The problem:
Where does the string "this" appear in the records? Copy every line that contains it.

##### Data #####

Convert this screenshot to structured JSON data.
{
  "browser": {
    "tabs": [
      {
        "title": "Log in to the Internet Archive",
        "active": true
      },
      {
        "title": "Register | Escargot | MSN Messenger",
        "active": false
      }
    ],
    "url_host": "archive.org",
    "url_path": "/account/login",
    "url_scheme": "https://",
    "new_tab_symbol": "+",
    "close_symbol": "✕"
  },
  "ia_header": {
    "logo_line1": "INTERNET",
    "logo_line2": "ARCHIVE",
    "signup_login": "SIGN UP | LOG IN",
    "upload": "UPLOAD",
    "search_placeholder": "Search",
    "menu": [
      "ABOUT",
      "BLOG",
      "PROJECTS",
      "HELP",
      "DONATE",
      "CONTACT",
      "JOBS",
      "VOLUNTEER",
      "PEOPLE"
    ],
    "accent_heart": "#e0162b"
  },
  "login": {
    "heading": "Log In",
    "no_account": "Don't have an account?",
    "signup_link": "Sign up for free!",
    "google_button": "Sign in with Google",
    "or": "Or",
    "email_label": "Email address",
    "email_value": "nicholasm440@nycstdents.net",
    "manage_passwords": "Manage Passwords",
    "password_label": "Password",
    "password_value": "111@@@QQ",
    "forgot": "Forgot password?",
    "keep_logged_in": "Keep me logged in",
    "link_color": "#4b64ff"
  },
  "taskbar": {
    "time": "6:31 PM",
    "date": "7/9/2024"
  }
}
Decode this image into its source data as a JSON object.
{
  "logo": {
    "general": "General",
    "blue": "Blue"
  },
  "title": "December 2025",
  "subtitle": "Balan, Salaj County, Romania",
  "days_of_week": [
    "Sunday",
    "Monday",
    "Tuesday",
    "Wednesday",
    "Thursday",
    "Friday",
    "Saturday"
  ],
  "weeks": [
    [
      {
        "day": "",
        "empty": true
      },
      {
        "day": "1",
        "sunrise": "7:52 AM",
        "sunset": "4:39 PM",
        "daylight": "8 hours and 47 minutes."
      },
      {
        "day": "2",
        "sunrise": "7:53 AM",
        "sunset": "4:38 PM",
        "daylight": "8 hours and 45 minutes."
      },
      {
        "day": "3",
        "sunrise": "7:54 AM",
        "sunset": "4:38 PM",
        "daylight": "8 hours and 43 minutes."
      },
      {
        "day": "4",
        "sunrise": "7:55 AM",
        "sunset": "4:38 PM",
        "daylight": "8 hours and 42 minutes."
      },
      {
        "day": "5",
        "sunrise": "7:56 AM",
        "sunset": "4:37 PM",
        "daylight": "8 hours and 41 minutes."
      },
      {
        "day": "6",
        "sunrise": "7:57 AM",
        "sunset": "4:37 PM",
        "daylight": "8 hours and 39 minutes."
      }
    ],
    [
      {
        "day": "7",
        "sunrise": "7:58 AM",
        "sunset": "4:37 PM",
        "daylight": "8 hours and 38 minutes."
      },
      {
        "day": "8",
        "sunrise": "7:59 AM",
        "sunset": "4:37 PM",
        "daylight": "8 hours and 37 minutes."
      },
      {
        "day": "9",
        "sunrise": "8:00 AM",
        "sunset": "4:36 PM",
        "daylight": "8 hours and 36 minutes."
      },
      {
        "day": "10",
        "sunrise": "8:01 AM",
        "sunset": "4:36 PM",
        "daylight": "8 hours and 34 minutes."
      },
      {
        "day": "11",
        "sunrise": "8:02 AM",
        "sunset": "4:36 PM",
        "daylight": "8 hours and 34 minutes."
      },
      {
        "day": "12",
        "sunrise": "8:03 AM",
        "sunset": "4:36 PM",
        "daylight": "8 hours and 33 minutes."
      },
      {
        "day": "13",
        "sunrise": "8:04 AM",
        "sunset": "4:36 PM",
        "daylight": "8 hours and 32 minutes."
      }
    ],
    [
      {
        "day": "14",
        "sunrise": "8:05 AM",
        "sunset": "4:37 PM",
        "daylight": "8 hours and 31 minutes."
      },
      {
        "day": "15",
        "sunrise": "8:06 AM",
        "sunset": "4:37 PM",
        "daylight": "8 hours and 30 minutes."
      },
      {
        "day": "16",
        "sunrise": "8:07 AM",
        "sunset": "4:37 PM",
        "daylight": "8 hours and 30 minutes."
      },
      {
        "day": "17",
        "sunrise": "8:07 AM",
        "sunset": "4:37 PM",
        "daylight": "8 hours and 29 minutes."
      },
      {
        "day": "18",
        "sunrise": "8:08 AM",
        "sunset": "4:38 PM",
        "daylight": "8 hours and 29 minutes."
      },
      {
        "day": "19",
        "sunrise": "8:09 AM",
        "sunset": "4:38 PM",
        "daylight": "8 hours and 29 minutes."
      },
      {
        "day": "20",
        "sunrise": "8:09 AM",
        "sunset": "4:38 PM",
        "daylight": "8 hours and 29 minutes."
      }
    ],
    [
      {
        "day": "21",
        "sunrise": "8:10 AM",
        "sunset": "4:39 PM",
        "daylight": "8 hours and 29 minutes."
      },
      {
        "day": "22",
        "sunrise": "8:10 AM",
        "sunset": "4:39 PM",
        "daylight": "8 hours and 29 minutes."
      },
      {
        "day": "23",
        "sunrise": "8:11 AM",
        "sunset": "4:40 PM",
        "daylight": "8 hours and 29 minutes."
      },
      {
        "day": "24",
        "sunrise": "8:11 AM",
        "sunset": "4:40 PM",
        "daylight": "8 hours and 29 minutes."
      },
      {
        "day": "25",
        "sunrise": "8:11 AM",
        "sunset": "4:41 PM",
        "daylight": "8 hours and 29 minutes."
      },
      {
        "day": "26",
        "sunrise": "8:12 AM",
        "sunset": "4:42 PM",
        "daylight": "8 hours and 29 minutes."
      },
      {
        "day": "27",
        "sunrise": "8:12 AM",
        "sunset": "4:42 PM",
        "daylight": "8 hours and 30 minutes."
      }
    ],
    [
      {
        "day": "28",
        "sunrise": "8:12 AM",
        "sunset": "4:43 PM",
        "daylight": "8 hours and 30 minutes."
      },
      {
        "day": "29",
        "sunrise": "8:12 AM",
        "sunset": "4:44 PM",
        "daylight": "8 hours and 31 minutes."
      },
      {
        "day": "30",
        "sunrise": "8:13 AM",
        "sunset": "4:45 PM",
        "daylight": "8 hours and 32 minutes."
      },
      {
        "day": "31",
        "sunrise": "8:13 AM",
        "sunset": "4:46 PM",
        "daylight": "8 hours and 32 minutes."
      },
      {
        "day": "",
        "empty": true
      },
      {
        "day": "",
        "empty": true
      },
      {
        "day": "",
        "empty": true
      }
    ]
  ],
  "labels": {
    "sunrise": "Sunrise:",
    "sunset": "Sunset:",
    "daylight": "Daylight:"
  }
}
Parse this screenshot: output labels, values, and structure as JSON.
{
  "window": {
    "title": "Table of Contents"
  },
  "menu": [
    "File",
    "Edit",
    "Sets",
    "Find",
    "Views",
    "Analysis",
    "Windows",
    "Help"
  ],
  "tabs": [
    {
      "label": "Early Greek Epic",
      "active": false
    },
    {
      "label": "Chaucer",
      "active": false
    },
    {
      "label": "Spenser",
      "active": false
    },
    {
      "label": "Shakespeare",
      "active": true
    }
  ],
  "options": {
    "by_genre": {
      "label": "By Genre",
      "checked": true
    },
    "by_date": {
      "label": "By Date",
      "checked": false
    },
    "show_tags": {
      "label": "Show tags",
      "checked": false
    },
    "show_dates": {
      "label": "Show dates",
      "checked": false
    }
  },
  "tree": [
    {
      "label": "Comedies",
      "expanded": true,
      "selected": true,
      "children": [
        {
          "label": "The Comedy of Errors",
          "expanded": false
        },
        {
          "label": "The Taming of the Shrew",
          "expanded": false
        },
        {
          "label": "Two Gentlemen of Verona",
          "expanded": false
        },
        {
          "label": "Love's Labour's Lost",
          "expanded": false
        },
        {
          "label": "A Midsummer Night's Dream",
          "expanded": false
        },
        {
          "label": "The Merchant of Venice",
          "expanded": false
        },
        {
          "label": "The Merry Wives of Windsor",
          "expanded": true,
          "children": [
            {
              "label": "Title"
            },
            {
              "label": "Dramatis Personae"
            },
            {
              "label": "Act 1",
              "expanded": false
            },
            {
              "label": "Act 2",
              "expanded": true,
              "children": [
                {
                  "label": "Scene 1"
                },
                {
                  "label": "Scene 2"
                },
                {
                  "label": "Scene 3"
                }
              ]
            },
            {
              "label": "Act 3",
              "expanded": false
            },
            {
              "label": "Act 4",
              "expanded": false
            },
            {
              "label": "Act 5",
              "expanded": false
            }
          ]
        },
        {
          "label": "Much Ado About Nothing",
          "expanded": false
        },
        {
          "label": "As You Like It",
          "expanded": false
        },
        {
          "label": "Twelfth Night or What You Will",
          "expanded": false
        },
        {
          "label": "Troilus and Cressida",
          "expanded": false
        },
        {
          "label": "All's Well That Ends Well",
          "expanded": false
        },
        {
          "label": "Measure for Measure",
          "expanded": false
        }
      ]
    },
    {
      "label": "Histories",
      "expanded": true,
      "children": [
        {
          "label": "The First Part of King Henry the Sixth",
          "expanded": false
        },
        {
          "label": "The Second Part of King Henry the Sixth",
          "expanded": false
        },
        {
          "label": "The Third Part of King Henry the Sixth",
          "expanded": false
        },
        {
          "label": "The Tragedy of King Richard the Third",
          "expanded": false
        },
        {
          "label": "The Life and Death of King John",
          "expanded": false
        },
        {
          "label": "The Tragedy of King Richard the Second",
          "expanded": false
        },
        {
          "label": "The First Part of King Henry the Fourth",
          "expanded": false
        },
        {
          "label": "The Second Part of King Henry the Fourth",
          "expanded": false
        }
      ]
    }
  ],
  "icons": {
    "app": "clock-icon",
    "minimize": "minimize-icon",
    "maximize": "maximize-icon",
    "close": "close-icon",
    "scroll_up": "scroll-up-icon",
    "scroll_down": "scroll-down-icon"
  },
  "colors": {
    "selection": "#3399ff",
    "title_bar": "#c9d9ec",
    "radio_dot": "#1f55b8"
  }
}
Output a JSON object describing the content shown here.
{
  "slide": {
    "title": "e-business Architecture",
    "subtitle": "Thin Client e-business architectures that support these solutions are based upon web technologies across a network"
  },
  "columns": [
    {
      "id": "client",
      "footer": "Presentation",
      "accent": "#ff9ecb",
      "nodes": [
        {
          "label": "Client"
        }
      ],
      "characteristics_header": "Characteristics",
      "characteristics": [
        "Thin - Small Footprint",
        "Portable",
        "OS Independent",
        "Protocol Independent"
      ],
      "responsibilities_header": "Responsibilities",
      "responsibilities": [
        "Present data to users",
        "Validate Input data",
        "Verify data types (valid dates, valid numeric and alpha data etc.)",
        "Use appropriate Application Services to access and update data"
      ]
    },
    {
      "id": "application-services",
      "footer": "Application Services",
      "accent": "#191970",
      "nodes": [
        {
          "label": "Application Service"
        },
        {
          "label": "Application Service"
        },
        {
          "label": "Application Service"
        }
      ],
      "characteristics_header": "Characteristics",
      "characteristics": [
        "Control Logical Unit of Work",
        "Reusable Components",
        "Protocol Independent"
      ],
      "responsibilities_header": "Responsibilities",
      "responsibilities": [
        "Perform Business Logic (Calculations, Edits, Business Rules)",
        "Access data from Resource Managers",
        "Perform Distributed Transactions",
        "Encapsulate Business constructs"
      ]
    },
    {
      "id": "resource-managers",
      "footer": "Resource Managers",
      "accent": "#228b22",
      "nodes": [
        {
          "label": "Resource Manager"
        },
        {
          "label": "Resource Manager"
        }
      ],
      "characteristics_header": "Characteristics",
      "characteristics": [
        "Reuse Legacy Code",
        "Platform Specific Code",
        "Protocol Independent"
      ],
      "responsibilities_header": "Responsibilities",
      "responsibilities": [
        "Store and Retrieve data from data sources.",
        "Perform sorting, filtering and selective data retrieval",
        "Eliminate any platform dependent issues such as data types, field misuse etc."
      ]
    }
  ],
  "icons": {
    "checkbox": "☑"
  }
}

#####

Written response:
Convert this screenshot to structured JSON data.
Decode this image into its source data as a JSON object.
Parse this screenshot: output labels, values, and structure as JSON.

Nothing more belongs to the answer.